== Segment start ==

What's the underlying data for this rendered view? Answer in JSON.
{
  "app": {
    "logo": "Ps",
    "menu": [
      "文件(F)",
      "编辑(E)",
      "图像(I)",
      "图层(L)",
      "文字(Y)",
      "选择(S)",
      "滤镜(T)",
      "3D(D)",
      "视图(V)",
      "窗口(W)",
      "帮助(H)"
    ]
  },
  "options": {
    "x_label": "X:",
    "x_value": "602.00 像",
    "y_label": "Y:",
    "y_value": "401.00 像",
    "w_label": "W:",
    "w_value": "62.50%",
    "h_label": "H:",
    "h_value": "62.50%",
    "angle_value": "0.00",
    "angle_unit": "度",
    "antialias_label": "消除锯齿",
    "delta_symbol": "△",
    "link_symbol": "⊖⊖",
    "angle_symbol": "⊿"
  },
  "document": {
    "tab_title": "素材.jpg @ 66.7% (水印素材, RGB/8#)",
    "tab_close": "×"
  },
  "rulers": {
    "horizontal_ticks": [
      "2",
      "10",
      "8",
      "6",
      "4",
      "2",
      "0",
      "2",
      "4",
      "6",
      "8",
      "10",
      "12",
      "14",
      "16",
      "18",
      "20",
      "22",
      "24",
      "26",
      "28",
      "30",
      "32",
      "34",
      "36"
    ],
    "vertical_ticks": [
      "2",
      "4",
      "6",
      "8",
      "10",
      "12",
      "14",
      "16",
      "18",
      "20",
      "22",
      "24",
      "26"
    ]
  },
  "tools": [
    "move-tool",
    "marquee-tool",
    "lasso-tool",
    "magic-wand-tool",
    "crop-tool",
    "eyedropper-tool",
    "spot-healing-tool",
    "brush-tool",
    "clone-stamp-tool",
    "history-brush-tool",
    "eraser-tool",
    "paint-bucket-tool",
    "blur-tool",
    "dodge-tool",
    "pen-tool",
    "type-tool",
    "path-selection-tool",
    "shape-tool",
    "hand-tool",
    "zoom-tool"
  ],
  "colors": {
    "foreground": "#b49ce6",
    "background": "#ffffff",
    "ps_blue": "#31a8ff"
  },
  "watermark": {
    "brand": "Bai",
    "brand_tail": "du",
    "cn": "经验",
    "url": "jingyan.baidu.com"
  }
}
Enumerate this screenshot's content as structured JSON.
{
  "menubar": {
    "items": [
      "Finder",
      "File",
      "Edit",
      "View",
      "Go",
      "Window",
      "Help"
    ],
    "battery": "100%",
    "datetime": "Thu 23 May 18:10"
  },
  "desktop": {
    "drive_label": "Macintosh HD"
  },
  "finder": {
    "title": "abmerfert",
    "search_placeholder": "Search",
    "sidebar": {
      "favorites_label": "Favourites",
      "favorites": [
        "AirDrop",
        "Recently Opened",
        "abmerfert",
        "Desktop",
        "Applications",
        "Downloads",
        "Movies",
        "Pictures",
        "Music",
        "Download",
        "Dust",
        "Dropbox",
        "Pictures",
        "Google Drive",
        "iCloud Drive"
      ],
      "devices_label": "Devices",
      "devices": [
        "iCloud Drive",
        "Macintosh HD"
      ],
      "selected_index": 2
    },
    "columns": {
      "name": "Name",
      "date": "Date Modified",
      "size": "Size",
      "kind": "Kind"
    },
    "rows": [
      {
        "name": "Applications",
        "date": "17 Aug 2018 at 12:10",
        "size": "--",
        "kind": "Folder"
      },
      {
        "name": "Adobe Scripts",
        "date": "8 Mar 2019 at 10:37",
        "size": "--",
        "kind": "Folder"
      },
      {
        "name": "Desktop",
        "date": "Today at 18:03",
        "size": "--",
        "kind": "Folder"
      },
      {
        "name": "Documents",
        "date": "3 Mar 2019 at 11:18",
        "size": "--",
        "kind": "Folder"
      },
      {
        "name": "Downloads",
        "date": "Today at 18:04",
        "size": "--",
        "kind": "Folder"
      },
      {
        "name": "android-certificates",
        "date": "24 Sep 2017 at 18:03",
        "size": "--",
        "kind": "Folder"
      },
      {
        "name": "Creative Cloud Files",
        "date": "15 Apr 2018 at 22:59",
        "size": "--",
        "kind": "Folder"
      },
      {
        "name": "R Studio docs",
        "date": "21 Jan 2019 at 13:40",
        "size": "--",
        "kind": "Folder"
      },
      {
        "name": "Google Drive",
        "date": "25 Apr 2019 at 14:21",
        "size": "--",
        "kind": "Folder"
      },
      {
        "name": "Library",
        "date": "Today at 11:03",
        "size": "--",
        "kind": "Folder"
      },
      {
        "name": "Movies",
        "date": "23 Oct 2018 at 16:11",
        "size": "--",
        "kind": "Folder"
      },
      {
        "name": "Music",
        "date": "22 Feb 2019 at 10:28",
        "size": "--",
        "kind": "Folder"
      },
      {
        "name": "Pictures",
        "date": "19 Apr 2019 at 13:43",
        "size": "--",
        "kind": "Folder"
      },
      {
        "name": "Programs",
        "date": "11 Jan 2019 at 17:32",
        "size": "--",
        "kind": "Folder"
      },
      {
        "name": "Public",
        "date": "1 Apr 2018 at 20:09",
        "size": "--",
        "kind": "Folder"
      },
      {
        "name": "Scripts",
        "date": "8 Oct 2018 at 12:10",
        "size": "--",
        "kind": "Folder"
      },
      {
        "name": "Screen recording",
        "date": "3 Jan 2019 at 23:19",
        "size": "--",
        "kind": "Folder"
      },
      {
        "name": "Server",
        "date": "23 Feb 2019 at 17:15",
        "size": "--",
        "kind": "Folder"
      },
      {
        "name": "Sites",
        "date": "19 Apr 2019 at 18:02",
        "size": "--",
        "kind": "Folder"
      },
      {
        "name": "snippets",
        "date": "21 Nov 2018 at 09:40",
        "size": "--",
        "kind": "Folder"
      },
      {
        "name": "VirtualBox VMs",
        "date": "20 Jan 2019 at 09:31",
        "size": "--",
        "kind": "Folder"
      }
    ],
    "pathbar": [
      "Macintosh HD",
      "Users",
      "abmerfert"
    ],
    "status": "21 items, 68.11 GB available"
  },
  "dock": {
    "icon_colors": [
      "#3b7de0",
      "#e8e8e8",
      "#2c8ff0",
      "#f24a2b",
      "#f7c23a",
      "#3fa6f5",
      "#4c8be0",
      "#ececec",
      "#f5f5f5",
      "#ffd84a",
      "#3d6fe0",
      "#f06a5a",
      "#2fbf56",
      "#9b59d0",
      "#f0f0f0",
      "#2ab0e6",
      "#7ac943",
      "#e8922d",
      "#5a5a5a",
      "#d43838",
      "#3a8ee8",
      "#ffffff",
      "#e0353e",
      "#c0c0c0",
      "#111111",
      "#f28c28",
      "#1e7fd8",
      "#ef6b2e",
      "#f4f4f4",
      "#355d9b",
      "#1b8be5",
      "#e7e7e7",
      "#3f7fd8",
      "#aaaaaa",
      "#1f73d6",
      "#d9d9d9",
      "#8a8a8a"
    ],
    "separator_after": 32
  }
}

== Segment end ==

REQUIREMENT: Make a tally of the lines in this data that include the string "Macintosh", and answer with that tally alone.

ANSWER SPACE: 3